I am finding it hard to know exactly where to start this post, because I don’t know where to start with this book. So, okay: I read Tess of the Road because I loved Seraphina, and because I kept hearing people talk about how amazing Tess was. At first the story felt slow; I felt almost impatient with Tess and her hurt and anger, a bit confused about what all the people who loved this book saw in it. But as Tess kept walking, I kept reading. Something pulled me forward. And as Tess’s journey progressed, I absolutely fell in love with the book and with her. I’m not sure I’ve done at all a good job of conveying how much I loved this book and how much it means to me, even now remembering reading it. But it’s always harder to write about the books that you truly love, that work themselves into your heart.
For one thing, the writing itself is a delight. There are riffs on madrigals, sly allusions to the Psalms, Tolkien, and probably some others that I’ve now forgotten. While the descriptions of the landscape that Tess walks through never overtake the main narrative in importance, there are moments of real loveliness. Like this one: “The sun began to rise in earnest; Tess loved the way it illuminated treetops first, turning the foliage white-gold. The sky behind was warmly blue, and in the west a gibbous moon lingered in the branches like a pale fish caught in a net.” There’s a wit and warmth even in the narration that’s hard to put into words but which helps to make the story what it is.

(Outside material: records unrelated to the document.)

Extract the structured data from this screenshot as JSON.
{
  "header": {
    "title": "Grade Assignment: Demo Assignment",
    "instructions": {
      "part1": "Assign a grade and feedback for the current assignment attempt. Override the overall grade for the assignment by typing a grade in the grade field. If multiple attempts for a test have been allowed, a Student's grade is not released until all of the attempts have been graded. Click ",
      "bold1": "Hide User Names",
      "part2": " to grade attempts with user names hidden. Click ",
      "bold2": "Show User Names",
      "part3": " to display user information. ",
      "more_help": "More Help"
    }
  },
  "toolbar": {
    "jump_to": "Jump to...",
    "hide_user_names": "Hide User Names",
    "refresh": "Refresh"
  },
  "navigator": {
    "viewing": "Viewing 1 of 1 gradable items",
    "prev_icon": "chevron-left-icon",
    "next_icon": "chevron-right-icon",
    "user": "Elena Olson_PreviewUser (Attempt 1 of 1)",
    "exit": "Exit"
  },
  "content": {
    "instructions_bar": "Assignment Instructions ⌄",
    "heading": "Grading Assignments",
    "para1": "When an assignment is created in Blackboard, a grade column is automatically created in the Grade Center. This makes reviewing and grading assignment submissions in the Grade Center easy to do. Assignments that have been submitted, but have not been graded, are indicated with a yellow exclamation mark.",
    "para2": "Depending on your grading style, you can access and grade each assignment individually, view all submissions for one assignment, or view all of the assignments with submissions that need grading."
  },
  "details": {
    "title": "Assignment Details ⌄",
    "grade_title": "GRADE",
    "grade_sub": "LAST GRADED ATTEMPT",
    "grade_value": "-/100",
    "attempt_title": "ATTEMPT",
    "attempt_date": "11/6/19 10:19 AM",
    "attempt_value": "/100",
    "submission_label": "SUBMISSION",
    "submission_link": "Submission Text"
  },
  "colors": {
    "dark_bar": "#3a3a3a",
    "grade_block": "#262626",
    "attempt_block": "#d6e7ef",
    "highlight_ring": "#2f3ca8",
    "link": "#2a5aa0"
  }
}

I was also charmed and disarmed to realize how much of the book is about philosophy. I can’t think of another historical fantasy off the bat that shows the medieval/renaissance conflict of philosophies so clearly and considering how much time people of those eras spent arguing about Ideas, this seems wrong. There’s a whole section where Tess argues with a nun, Mother Philomela, about attitudes towards the body. It’s important from a character building perspective, but it’s also there because our underlying beliefs do influence our personal journeys, our attitudes towards others and ourselves. I love it.

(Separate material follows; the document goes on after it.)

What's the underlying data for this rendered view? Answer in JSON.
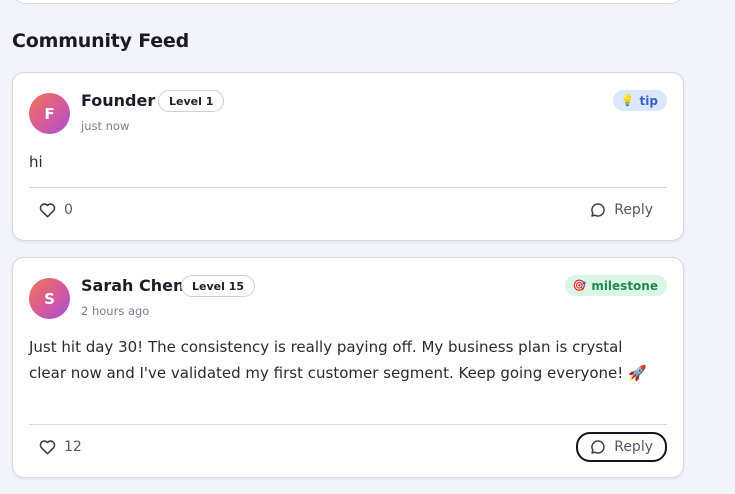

(There are sort of vague emotional spoilers in the rest of this review; not specific plot points but some of the emotional payoff. If you would like to avoid them, stop reading now!)
At the beginning of the book, Tess is locked in a self-destructive and bitter cycle, fueled by her past and her mother’s dislike of her. The catalyst that gets her out of her parents’ house and onto the Road forces her into self-examination whether she likes it or not. Ultimately, this story is one of growth, of healing. It doesn’t take place instantly, nor does it feel finished at the end. And yet, the Tess at the end of the book is so much more herself than the Tess at the beginning. We see her unshrivel herself as she walks.

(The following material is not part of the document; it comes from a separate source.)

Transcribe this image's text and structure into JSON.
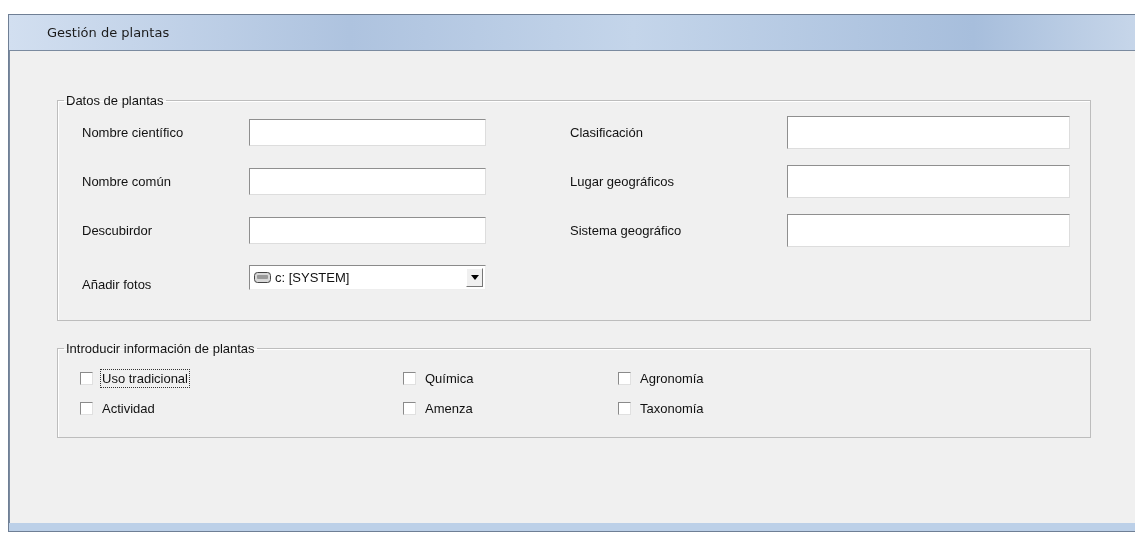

This is also a book about kindness, but not a passive “be nice” sort of kindness. One of the key things that keeps resonating in ways spoken and unspoken is that kindness is “hard to manage if you were filled with the brim to bitterness.” It’s not enough to be a Nice Person, or to be reflexively polite. Neither is it enough to make yourself smaller to make others feel better. What Tess of the Road posits is an active kindness, acts of kindness that come not because you’re doing it deliberately in order to be kind but almost exactly because you’re not. Because each small choice to reach out, to uncurl yourself a little bit from your own pain and see someone else is real and vital and echoes through the world.
At the same time, there is no simple happy ending. There is healing and courage and kindness and all kinds of lovely, vital things. But there are some wounds that aren’t fixed on the pages of this book; they may be some day, but for now they remain. It’s not that everything is fine now, but that Tess has the tools and the inner strength to deal with them. In that sense the ending reminded me a bit of the ending of Ann Leckie’s Ancillary Mercy (also a story about healing and identity and companionship): “There is always more after the ending. Always the next morning, and the next. Always changes, losses and gains. Always one step after the other.”
This tension isn’t accidental, since the book contains at its heart this quigutl idea of -utl, a suffix containing the thing and its opposite. A life lived in joy-utl, which is to say joyful sorrow, or sorrowful joy. (Which are, as it happens, EXTREMELY Orthodox ideas.) No false promises of happily ever after here, but the next part of the journey and the next bit of the Road.
Previously on By Singing Light:
Star’s End by Cassandra Rose Clarke (2017)
Elizabeth Wein Reading Notes: A Coalition of Lions (2016)
Diana Wynne Jones Reading Notes: Hexwood (2015)
The Goblin Emperor by Katherine Addison (2014)
Rose Under Fire by Elizabeth Wein (2013)